Do you spend time fighting the clock? Does it control your behavior patterns, set your limits, dictate your opportunities, keep you moving too quickly, rarely allowing you to stop, consider and perceive the deeper realities? Do you sometimes end the day feeling as if you have lost a race?
I’ve taken my fair dosage of the so-called Protestant Ethic in my time. I know what it means to be obsessed with the fear of wasting time.
The scientific western world has succeeded in quantifying time. It has been defined as a measurement: seconds, minutes, hours, days, months, years, decades, etc. Calibrated points on a continuum. The Bible has a much more interesting view. Since God transcends time, He doesn’t need our means of time measurement to keep track. His time is different from ours. What is God’s time like?
First, it is a gift. We don’t have to “make time” in order to be good Christians. God the Creator is the only one who “makes time.” He gives it to us as a gift. This means that we can relax from our obsessive-compulsive drive to fill up our time with scheduled activity. Instead, we can ask, “I wonder what opportunity God is giving in this moment, this day? How shall I respond to this gift?”
Second, God’s time has content. In New Testament times the Greek language had two words for time. Chronos referred to measured time, the sequence of hours, days, years. Kairos implied much more: time with a distinct quality or purpose. It meant the right time for something to happen, the ripe time for events to come to fruition. God’s time is kairos. Jesus began His public ministry with this the announcement: “The time (kairos) is fulfilled, and the kingdom of God is at hand” (Mark 1:15 KJV).
Third, God’s time has purpose. It moves toward a goal. In the Bible, time progresses toward a definite goal set by God. The Book of Revelation describes this goal as “a new heaven and a new earth” (21:1). Today has meaning because it points toward tomorrow.

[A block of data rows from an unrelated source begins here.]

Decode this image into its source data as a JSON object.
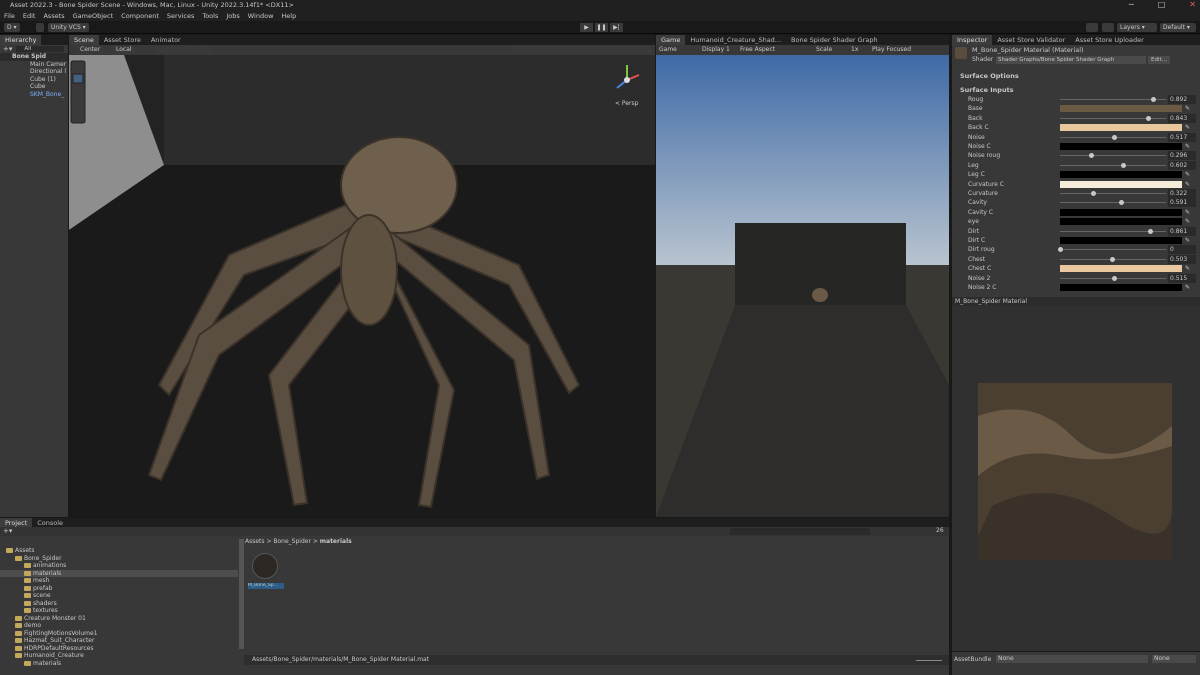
{
  "window": {
    "title": "Asset 2022.3 - Bone Spider Scene - Windows, Mac, Linux - Unity 2022.3.14f1* <DX11>",
    "controls": [
      "─",
      "□",
      "✕"
    ]
  },
  "menu": [
    "File",
    "Edit",
    "Assets",
    "GameObject",
    "Component",
    "Services",
    "Tools",
    "Jobs",
    "Window",
    "Help"
  ],
  "toolbar": {
    "account": "D ▾",
    "vcs": "Unity VCS ▾",
    "layers": "Layers ▾",
    "layout": "Default ▾"
  },
  "hierarchy": {
    "tab": "Hierarchy",
    "search": "All",
    "items": [
      "Bone Spid",
      "Main Camer",
      "Directional l",
      "Cube (1)",
      "Cube",
      "SKM_Bone_"
    ]
  },
  "scene": {
    "tabs": [
      "Scene",
      "Asset Store",
      "Animator"
    ],
    "pivot": "Center",
    "space": "Local",
    "persp": "< Persp"
  },
  "game": {
    "tabs": [
      "Game",
      "Humanoid_Creature_Shad...",
      "Bone Spider Shader Graph"
    ],
    "mode": "Game",
    "display": "Display 1",
    "aspect": "Free Aspect",
    "scale_label": "Scale",
    "scale": "1x",
    "focus": "Play Focused"
  },
  "inspector": {
    "tabs": [
      "Inspector",
      "Asset Store Validator",
      "Asset Store Uploader"
    ],
    "material": "M_Bone_Spider Material (Material)",
    "shader_label": "Shader",
    "shader": "Shader Graphs/Bone Spider Shader Graph",
    "edit": "Edit...",
    "surface_options": "Surface Options",
    "surface_inputs": "Surface Inputs",
    "props": [
      {
        "name": "Roug",
        "type": "slider",
        "value": "0.892",
        "frac": 0.892
      },
      {
        "name": "Base",
        "type": "color",
        "color": "#6b5a43"
      },
      {
        "name": "Back",
        "type": "slider",
        "value": "0.843",
        "frac": 0.843
      },
      {
        "name": "Back C",
        "type": "color",
        "color": "#e8c79c"
      },
      {
        "name": "Noise",
        "type": "slider",
        "value": "0.517",
        "frac": 0.517
      },
      {
        "name": "Noise C",
        "type": "color",
        "color": "#000000"
      },
      {
        "name": "Noise roug",
        "type": "slider",
        "value": "0.296",
        "frac": 0.296
      },
      {
        "name": "Leg",
        "type": "slider",
        "value": "0.602",
        "frac": 0.602
      },
      {
        "name": "Leg C",
        "type": "color",
        "color": "#000000"
      },
      {
        "name": "Curvature C",
        "type": "color",
        "color": "#f5ecd9"
      },
      {
        "name": "Curvature",
        "type": "slider",
        "value": "0.322",
        "frac": 0.322
      },
      {
        "name": "Cavity",
        "type": "slider",
        "value": "0.591",
        "frac": 0.591
      },
      {
        "name": "Cavity C",
        "type": "color",
        "color": "#000000"
      },
      {
        "name": "eye",
        "type": "color",
        "color": "#000000"
      },
      {
        "name": "Dirt",
        "type": "slider",
        "value": "0.861",
        "frac": 0.861
      },
      {
        "name": "Dirt C",
        "type": "color",
        "color": "#000000"
      },
      {
        "name": "Dirt roug",
        "type": "slider",
        "value": "0",
        "frac": 0
      },
      {
        "name": "Chest",
        "type": "slider",
        "value": "0.503",
        "frac": 0.503
      },
      {
        "name": "Chest C",
        "type": "color",
        "color": "#e9c8a0"
      },
      {
        "name": "Noise 2",
        "type": "slider",
        "value": "0.515",
        "frac": 0.515
      },
      {
        "name": "Noise 2 C",
        "type": "color",
        "color": "#000000"
      }
    ]
  },
  "preview": {
    "title": "M_Bone_Spider Material",
    "assetbundle_label": "AssetBundle",
    "bundle": "None",
    "variant": "None"
  },
  "project": {
    "tabs": [
      "Project",
      "Console"
    ],
    "breadcrumb": [
      "Assets",
      "Bone_Spider",
      "materials"
    ],
    "asset": "M_Bone_Sp...",
    "path": "Assets/Bone_Spider/materials/M_Bone_Spider Material.mat",
    "count": "26",
    "tree": [
      {
        "label": "Assets",
        "indent": 0
      },
      {
        "label": "Bone_Spider",
        "indent": 1
      },
      {
        "label": "animations",
        "indent": 2
      },
      {
        "label": "materials",
        "indent": 2
      },
      {
        "label": "mesh",
        "indent": 2
      },
      {
        "label": "prefab",
        "indent": 2
      },
      {
        "label": "scene",
        "indent": 2
      },
      {
        "label": "shaders",
        "indent": 2
      },
      {
        "label": "textures",
        "indent": 2
      },
      {
        "label": "Creature Monster 01",
        "indent": 1
      },
      {
        "label": "demo",
        "indent": 1
      },
      {
        "label": "FightingMotionsVolume1",
        "indent": 1
      },
      {
        "label": "Hazmat_Suit_Character",
        "indent": 1
      },
      {
        "label": "HDRPDefaultResources",
        "indent": 1
      },
      {
        "label": "Humanoid_Creature",
        "indent": 1
      },
      {
        "label": "materials",
        "indent": 2
      }
    ]
  }
}
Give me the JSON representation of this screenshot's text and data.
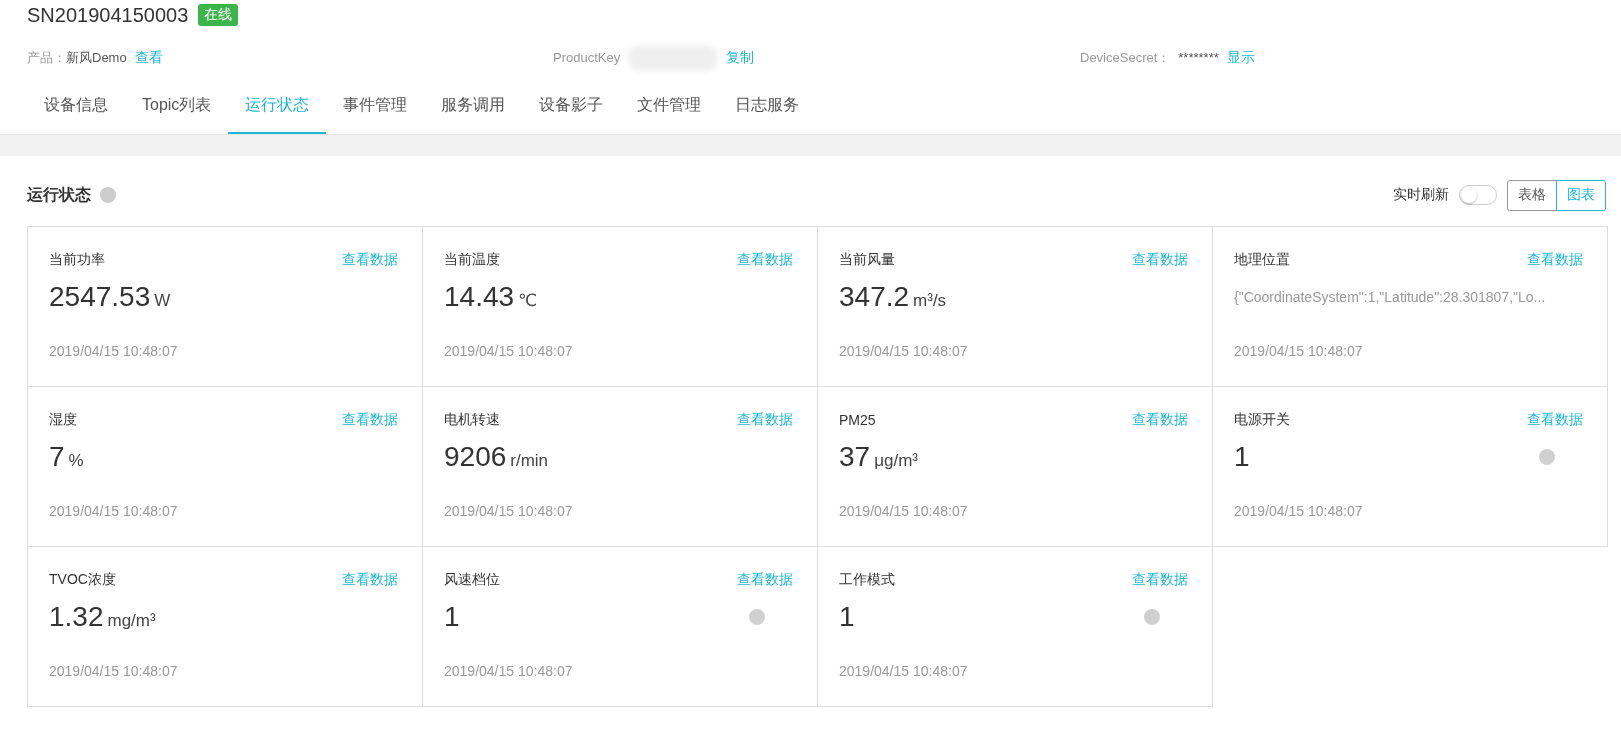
{
  "device": {
    "serial": "SN201904150003",
    "status": "在线",
    "online": true
  },
  "info": {
    "product_label": "产品：",
    "product_name": "新风Demo",
    "product_link": "查看",
    "product_key_label": "ProductKey",
    "product_key_redacted": true,
    "copy_link": "复制",
    "secret_label": "DeviceSecret：",
    "secret_value": "********",
    "show_link": "显示"
  },
  "tabs": [
    {
      "label": "设备信息",
      "selected": false
    },
    {
      "label": "Topic列表",
      "selected": false
    },
    {
      "label": "运行状态",
      "selected": true
    },
    {
      "label": "事件管理",
      "selected": false
    },
    {
      "label": "服务调用",
      "selected": false
    },
    {
      "label": "设备影子",
      "selected": false
    },
    {
      "label": "文件管理",
      "selected": false
    },
    {
      "label": "日志服务",
      "selected": false
    }
  ],
  "panel": {
    "title": "运行状态",
    "realtime_label": "实时刷新",
    "realtime_on": false,
    "views": [
      {
        "label": "表格",
        "selected": false
      },
      {
        "label": "图表",
        "selected": true
      }
    ]
  },
  "cards": [
    {
      "kind": "metric",
      "name": "当前功率",
      "link": "查看数据",
      "value": "2547.53",
      "unit": "W",
      "time": "2019/04/15 10:48:07",
      "info_icon": false
    },
    {
      "kind": "metric",
      "name": "当前温度",
      "link": "查看数据",
      "value": "14.43",
      "unit": "℃",
      "time": "2019/04/15 10:48:07",
      "info_icon": false
    },
    {
      "kind": "metric",
      "name": "当前风量",
      "link": "查看数据",
      "value": "347.2",
      "unit": "m³/s",
      "time": "2019/04/15 10:48:07",
      "info_icon": false
    },
    {
      "kind": "text",
      "name": "地理位置",
      "link": "查看数据",
      "value": "{\"CoordinateSystem\":1,\"Latitude\":28.301807,\"Lo...",
      "time": "2019/04/15 10:48:07",
      "info_icon": false
    },
    {
      "kind": "metric",
      "name": "湿度",
      "link": "查看数据",
      "value": "7",
      "unit": "%",
      "time": "2019/04/15 10:48:07",
      "info_icon": false
    },
    {
      "kind": "metric",
      "name": "电机转速",
      "link": "查看数据",
      "value": "9206",
      "unit": "r/min",
      "time": "2019/04/15 10:48:07",
      "info_icon": false
    },
    {
      "kind": "metric",
      "name": "PM25",
      "link": "查看数据",
      "value": "37",
      "unit": "μg/m³",
      "time": "2019/04/15 10:48:07",
      "info_icon": false
    },
    {
      "kind": "metric",
      "name": "电源开关",
      "link": "查看数据",
      "value": "1",
      "time": "2019/04/15 10:48:07",
      "info_icon": true
    },
    {
      "kind": "metric",
      "name": "TVOC浓度",
      "link": "查看数据",
      "value": "1.32",
      "unit": "mg/m³",
      "time": "2019/04/15 10:48:07",
      "info_icon": false
    },
    {
      "kind": "metric",
      "name": "风速档位",
      "link": "查看数据",
      "value": "1",
      "time": "2019/04/15 10:48:07",
      "info_icon": true
    },
    {
      "kind": "metric",
      "name": "工作模式",
      "link": "查看数据",
      "value": "1",
      "time": "2019/04/15 10:48:07",
      "info_icon": true
    }
  ]
}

Let us then increasingly ask God rather than the clock or calendar what time it is, how God’s tomorrow beckons our today. How’s your timing?
Philip D. Needham, The War Cry